Was there any point where you felt like you were having a crisis of faith?
FATUMA: Growing up I didn't necessarily ever have a crisis of faith, it was more that I struggled with issues like, 'Where do I exist?' and, 'How do I how fit?' especially as a Muslim woman from an African background. Either my blackness was a problem, or my Muslimness was a problem. As a non-white person, the way that you could fit in was if you latched on to white culture, which meant I spent a lot of time around boring indie white boys who would test me on my knowledge of The Smiths. Being young, like 15 or 16, I never questioned the way that I had to prove my knowledge of this stuff in a way that they never had to. Becoming more religious was a way of disengaging with that and feeling much more comfortable in myself. It reassured of my identity.

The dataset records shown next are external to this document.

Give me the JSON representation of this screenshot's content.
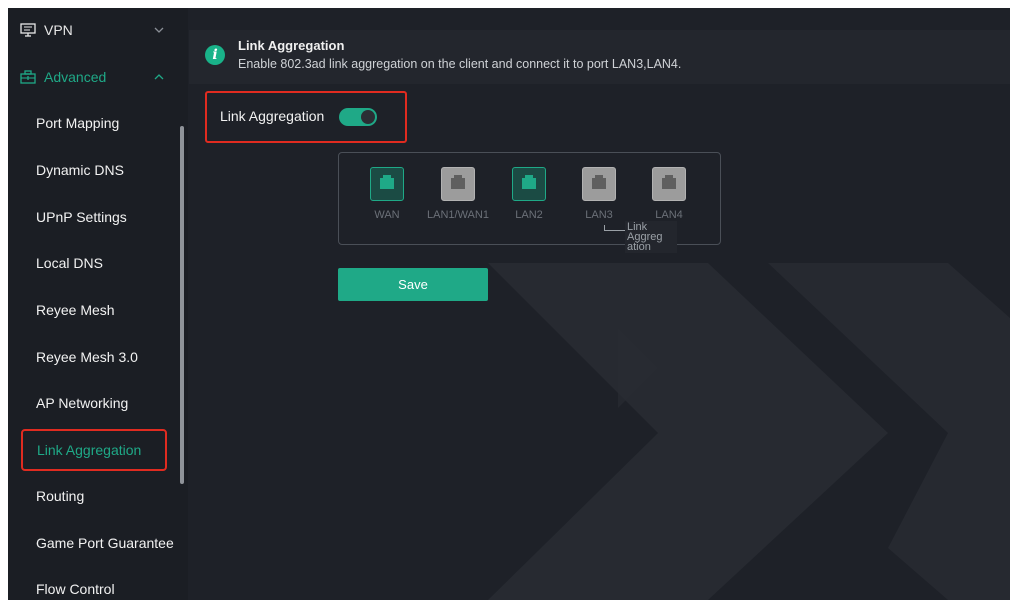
{
  "sidebar": {
    "vpn_label": "VPN",
    "advanced_label": "Advanced",
    "items": [
      {
        "label": "Port Mapping"
      },
      {
        "label": "Dynamic DNS"
      },
      {
        "label": "UPnP Settings"
      },
      {
        "label": "Local DNS"
      },
      {
        "label": "Reyee Mesh"
      },
      {
        "label": "Reyee Mesh 3.0"
      },
      {
        "label": "AP Networking"
      },
      {
        "label": "Link Aggregation"
      },
      {
        "label": "Routing"
      },
      {
        "label": "Game Port Guarantee"
      },
      {
        "label": "Flow Control"
      }
    ],
    "active_index": 7
  },
  "banner": {
    "icon": "info-icon",
    "title": "Link Aggregation",
    "description": "Enable 802.3ad link aggregation on the client and connect it to port LAN3,LAN4."
  },
  "toggle": {
    "label": "Link Aggregation",
    "enabled": true
  },
  "ports": [
    {
      "label": "WAN",
      "active": true
    },
    {
      "label": "LAN1/WAN1",
      "active": false
    },
    {
      "label": "LAN2",
      "active": true
    },
    {
      "label": "LAN3",
      "active": false
    },
    {
      "label": "LAN4",
      "active": false
    }
  ],
  "aggregation_label": "Link Aggreg ation",
  "save_label": "Save",
  "colors": {
    "accent": "#1fa987",
    "highlight_border": "#e02b20",
    "background": "#1e2128"
  }
}
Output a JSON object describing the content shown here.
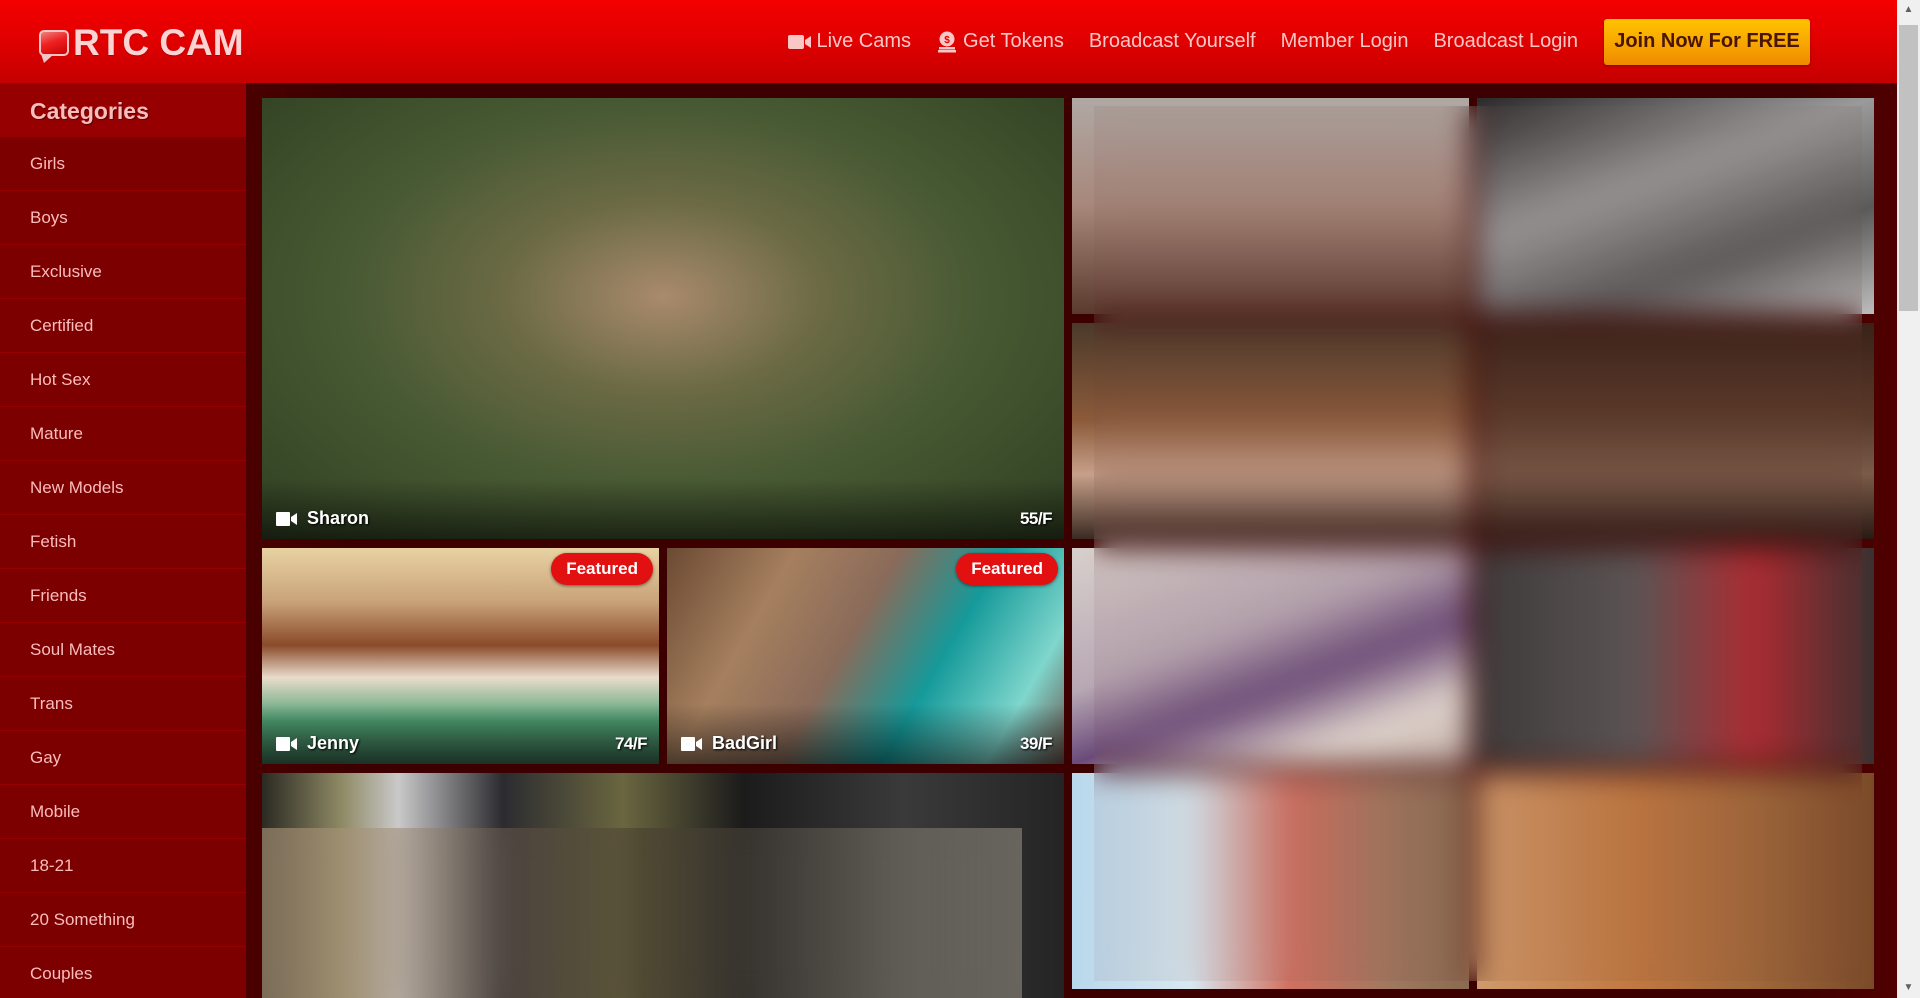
{
  "header": {
    "logo_text": "RTC CAM",
    "nav": [
      {
        "label": "Live Cams",
        "icon": "video-camera-icon"
      },
      {
        "label": "Get Tokens",
        "icon": "coin-stack-icon"
      },
      {
        "label": "Broadcast Yourself",
        "icon": null
      },
      {
        "label": "Member Login",
        "icon": null
      },
      {
        "label": "Broadcast Login",
        "icon": null
      }
    ],
    "join_button": "Join Now For FREE"
  },
  "sidebar": {
    "title": "Categories",
    "items": [
      {
        "label": "Girls"
      },
      {
        "label": "Boys"
      },
      {
        "label": "Exclusive"
      },
      {
        "label": "Certified"
      },
      {
        "label": "Hot Sex"
      },
      {
        "label": "Mature"
      },
      {
        "label": "New Models"
      },
      {
        "label": "Fetish"
      },
      {
        "label": "Friends"
      },
      {
        "label": "Soul Mates"
      },
      {
        "label": "Trans"
      },
      {
        "label": "Gay"
      },
      {
        "label": "Mobile"
      },
      {
        "label": "18-21"
      },
      {
        "label": "20 Something"
      },
      {
        "label": "Couples"
      }
    ]
  },
  "grid": {
    "featured_label": "Featured",
    "tiles": [
      {
        "name": "Sharon",
        "age_gender": "55/F",
        "featured": false
      },
      {
        "name": "Jenny",
        "age_gender": "74/F",
        "featured": true
      },
      {
        "name": "BadGirl",
        "age_gender": "39/F",
        "featured": true
      }
    ]
  },
  "colors": {
    "header_red": "#e00000",
    "sidebar_bg": "#7c0000",
    "main_bg": "#3d0000",
    "badge_red": "#e21010",
    "join_orange": "#f8a800"
  }
}
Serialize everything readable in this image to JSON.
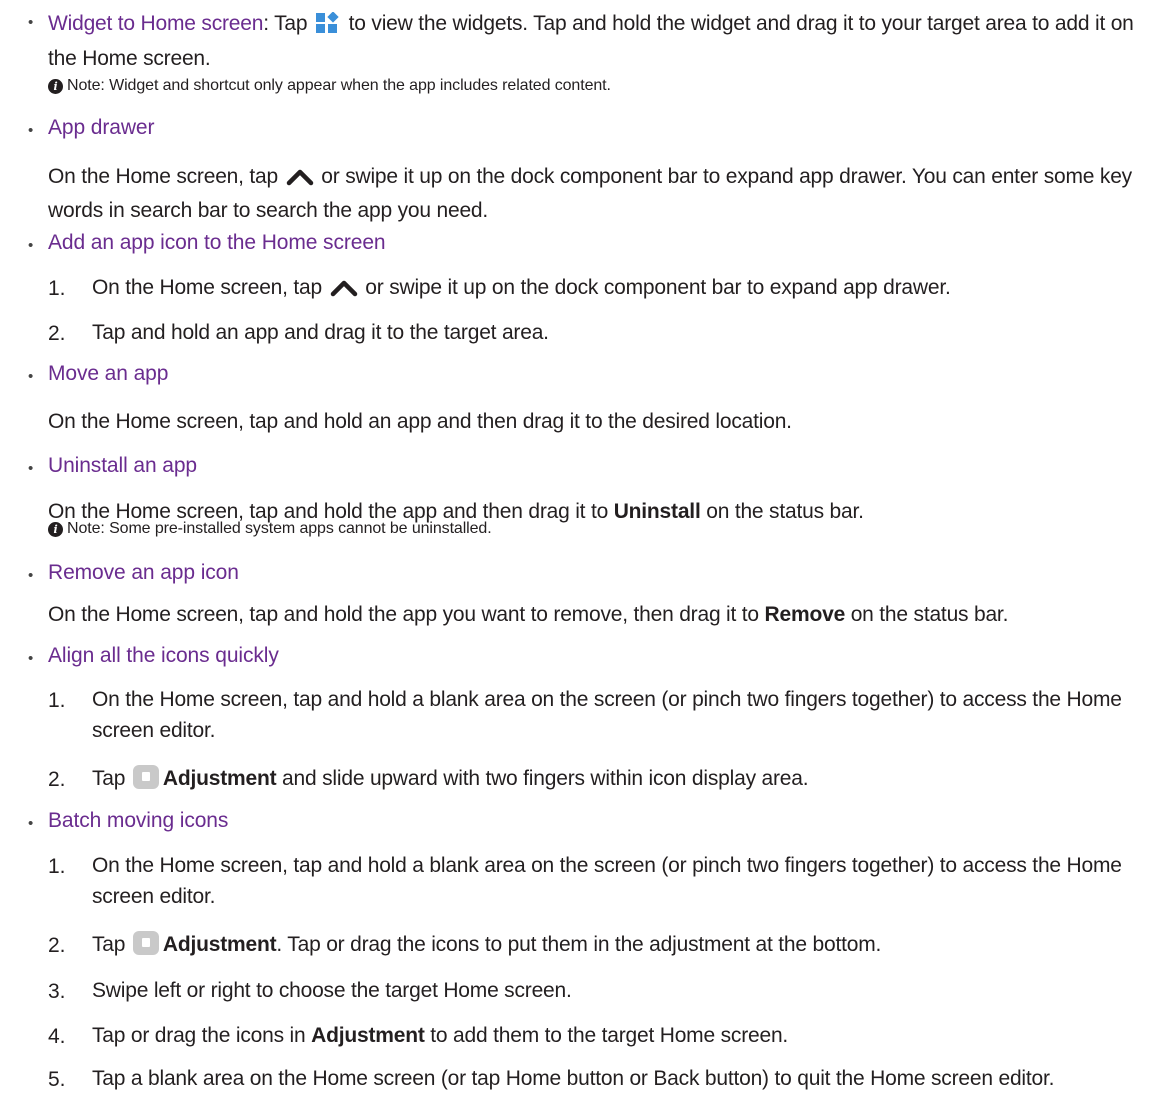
{
  "widget": {
    "title": "Widget to Home screen",
    "text_a": ": Tap ",
    "text_b": " to view the widgets. Tap and hold the widget and drag it to your target area to add it on the Home screen.",
    "icon": "widgets-icon"
  },
  "note1": "Note: Widget and shortcut only appear when the app includes related content.",
  "app_drawer": {
    "title": "App drawer",
    "text_a": "On the Home screen, tap ",
    "text_b": " or swipe it up on the dock component bar to expand app drawer. You can enter some key words in search bar to search the app you need.",
    "icon": "chevron-up-icon"
  },
  "add_icon": {
    "title": "Add an app icon to the Home screen",
    "steps": [
      {
        "num": "1.",
        "text_a": "On the Home screen, tap ",
        "text_b": " or swipe it up on the dock component bar to expand app drawer."
      },
      {
        "num": "2.",
        "text": "Tap and hold an app and drag it to the target area."
      }
    ]
  },
  "move_app": {
    "title": "Move an app",
    "text": "On the Home screen, tap and hold an app and then drag it to the desired location."
  },
  "uninstall": {
    "title": "Uninstall an app",
    "text_a": "On the Home screen, tap and hold the app and then drag it to ",
    "bold": "Uninstall",
    "text_b": " on the status bar.",
    "note": "Note:  Some pre-installed system apps cannot be uninstalled."
  },
  "remove_icon": {
    "title": "Remove an app icon",
    "text_a": "On the Home screen, tap and hold the app you want to remove, then drag it to ",
    "bold": "Remove",
    "text_b": " on the status bar."
  },
  "align": {
    "title": "Align all the icons quickly",
    "steps": [
      {
        "num": "1.",
        "text": "On the Home screen, tap and hold a blank area on the screen (or pinch two fingers together) to access the Home screen editor."
      },
      {
        "num": "2.",
        "text_a": "Tap ",
        "bold": "Adjustment",
        "text_b": " and slide upward with two fingers within icon display area."
      }
    ]
  },
  "batch": {
    "title": "Batch moving icons",
    "steps": [
      {
        "num": "1.",
        "text": "On the Home screen, tap and hold a blank area on the screen (or pinch two fingers together) to access the Home screen editor."
      },
      {
        "num": "2.",
        "text_a": "Tap ",
        "bold": "Adjustment",
        "text_b": ". Tap or drag the icons to put them in the adjustment at the bottom."
      },
      {
        "num": "3.",
        "text": "Swipe left or right to choose the target Home screen."
      },
      {
        "num": "4.",
        "text_a": "Tap or drag the icons in ",
        "bold": "Adjustment",
        "text_b": " to add them to the target Home screen."
      },
      {
        "num": "5.",
        "text": "Tap a blank area on the Home screen (or tap Home button or Back button) to quit the Home screen editor."
      }
    ]
  },
  "bullet_char": "•",
  "colors": {
    "heading": "#6a2c8f",
    "body": "#231f20"
  }
}
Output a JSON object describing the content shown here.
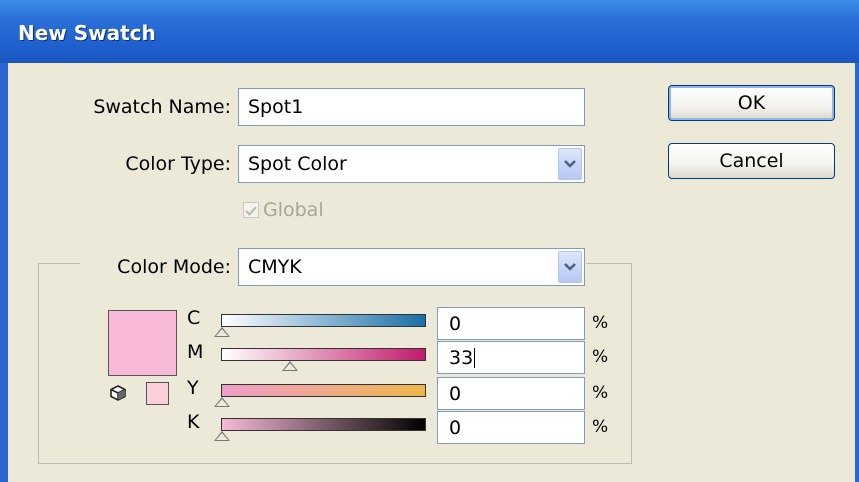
{
  "dialog": {
    "title": "New Swatch"
  },
  "swatch_name": {
    "label": "Swatch Name:",
    "value": "Spot1"
  },
  "color_type": {
    "label": "Color Type:",
    "value": "Spot Color"
  },
  "global": {
    "label": "Global",
    "checked": true,
    "enabled": false
  },
  "color_mode": {
    "label": "Color Mode:",
    "value": "CMYK"
  },
  "buttons": {
    "ok": "OK",
    "cancel": "Cancel"
  },
  "channels": [
    {
      "name": "C",
      "value": "0",
      "unit": "%",
      "percent": 0,
      "gradient": [
        "#ffffff",
        "#1b6fa8"
      ]
    },
    {
      "name": "M",
      "value": "33",
      "unit": "%",
      "percent": 33,
      "gradient": [
        "#ffffff",
        "#c21a6b"
      ]
    },
    {
      "name": "Y",
      "value": "0",
      "unit": "%",
      "percent": 0,
      "gradient": [
        "#ee9ccb",
        "#f0b54a"
      ]
    },
    {
      "name": "K",
      "value": "0",
      "unit": "%",
      "percent": 0,
      "gradient": [
        "#f7b9d7",
        "#000000"
      ]
    }
  ],
  "colors": {
    "preview": "#f7b9d7",
    "titlebar": "#1d5fcc",
    "dialog_bg": "#ece9d8"
  }
}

“As a Muslim woman, just doing what you want is subversive. And that’s what we’re doing.” —Fatuma Khaireh
In the U.K., the culture of socializing is so centered around drinking. As Muslim women, is that hard for you, or have you been able to find easy alternatives?
FATUMA: There is so much to do if you don't drink! Me and my friends organise a film night at [north west London community center] Rumi's Cave where we have great debates and discussions, and there is attendance from loads of Muslims and non-Muslims alike. The people I run it with aren't Muslim but the space is, so there isn't any alcohol served, and honestly no one even notices. I think most of the time if people are genuinely having fun they're not going to notice if they have a drink or not. You just have to think outside the box more.
Do you see the OOMK zine as a good way to bridge these cultural gaps?
HEIBA: The purpose of the zine has never been to educate anyone; it's not made for them. If they want to take something away from it then that's great, but it's made for us.
FATUMA: OOMK stands for one One Of My Kind and that's just it really—if you get it, then you're part of it and if you don't then you're not. Like, ‘Are you my type of person, can you hang?’ And in many ways that's what all the non-white people in the zine world are doing right now: collectives like Sorry You Feel Uncomfortable, Odd One Out, Typical Girls, Roadfemme, Diaspora Drama, and Motherlands.
Rhetoric in the media about Muslim women can have dangerous consequences, such as David Cameron's bullshit about passive, silenced Muslim women, that then justifies the government's racist policies. To your mind, what is the importance of having a visual medium for Muslim women, who might be ‘unseen’?
FATUMA: We don't necessarily try to present any kind of narrative at all, and in fact many of our contributors aren't even Muslim. But having said that, what is scarier than a Muslim woman who knows her own mind? Policies such as Cameron's are painted in a guise of empowerment but they aren't about what actual Muslim women are saying—because Muslim women who have opinions are [seen as] very scary and very dangerous. I think that's what is subversive about OOMK: as a Muslim woman, just doing what you want is subversive. And that's what we're doing.
HEIBA: That's why it's so important for us that it's in print: it's a visual medium and we want it in libraries and archives so it exists forever rather than just being lost on a website. People can just happen upon it. It's physical; it takes up space.